In the late 19th and early 20th century, most round diamonds were fashioned to display symmetry and sparkle, with limited results. Marcel Tolkowsky’s 1919 dissertation, “Diamond Design,” outlined the shape, facets and proportions necessary to create the optimal balance of brilliance, shadow and rainbows that make a diamond beautiful. Careful proportions allow light to stay within the stone, bouncing off of its many facets. Hence, the Round Brilliant Cut was born.
The modern brilliant cut has 57 or 58 facets. Several standards exist including the American cut and the Scandinavian. The more facets a gem has, the more it reflects light, both in its white form and divided into a rainbow. The shape is cone-like providing plenty of light to emerge from the stone’s top. Whenever a diamond is polished and cut there is always a weight loss even though with modern techniques, this has been reduced. Unfortunately, the loss is more often than not over 50%. If the original rough is an octahedron, then two diamonds may be formed from the one crystal.
Any diamond that has a top facet perpendicular to the bottom, along with as well as having its other facets aligned with excellent symmetry, may include patterns that resemble arrows when viewed from above, and hearts from below. Those who wish to see these plays of light may need to view them through a magnifying lens. Only specific types of round cuts display the hearts and arrows effect.

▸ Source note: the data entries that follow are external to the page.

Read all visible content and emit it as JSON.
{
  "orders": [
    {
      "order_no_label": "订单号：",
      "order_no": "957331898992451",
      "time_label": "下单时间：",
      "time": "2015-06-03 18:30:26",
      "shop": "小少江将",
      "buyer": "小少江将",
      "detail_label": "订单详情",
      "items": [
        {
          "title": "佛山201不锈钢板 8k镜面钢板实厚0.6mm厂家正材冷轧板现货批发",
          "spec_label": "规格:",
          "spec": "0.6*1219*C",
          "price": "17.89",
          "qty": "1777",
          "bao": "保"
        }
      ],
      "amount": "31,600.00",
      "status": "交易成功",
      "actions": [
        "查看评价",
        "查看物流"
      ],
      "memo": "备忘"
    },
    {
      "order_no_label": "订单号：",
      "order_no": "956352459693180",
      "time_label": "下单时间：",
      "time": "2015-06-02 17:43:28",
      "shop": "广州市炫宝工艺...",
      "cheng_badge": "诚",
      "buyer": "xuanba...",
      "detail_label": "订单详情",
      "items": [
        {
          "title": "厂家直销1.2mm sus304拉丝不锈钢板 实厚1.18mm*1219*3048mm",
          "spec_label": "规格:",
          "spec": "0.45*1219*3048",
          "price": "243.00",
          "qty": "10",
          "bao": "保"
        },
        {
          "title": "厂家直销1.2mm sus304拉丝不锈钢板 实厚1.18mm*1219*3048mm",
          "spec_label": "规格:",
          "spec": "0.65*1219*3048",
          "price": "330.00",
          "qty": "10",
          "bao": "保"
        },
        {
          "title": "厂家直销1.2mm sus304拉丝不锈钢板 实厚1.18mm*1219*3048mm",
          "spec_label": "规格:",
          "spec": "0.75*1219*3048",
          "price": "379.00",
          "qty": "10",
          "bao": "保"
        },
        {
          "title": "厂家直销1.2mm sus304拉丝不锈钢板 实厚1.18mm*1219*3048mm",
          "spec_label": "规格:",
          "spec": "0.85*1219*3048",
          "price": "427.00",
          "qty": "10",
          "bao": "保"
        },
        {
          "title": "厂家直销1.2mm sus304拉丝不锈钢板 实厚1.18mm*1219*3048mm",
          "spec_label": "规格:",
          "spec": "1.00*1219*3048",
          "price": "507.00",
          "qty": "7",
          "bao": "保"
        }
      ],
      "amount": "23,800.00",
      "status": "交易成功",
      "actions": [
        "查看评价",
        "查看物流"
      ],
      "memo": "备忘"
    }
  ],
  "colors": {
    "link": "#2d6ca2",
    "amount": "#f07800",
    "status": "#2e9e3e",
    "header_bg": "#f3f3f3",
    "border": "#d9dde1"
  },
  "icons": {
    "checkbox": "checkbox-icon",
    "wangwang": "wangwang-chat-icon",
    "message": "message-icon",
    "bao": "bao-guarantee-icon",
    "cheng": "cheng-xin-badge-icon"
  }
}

Due to their powerful fire, round brilliant cuts are one of the most popular types of diamonds. This type of stone makes a beautiful gift, and keeps its value throughout the years. When buying gems and jewelry in general, the purchaser’s taste will probably be prominent. Whatever type of gift you may be looking for, jewelry possessing a round brilliant will be treasured by its recipient.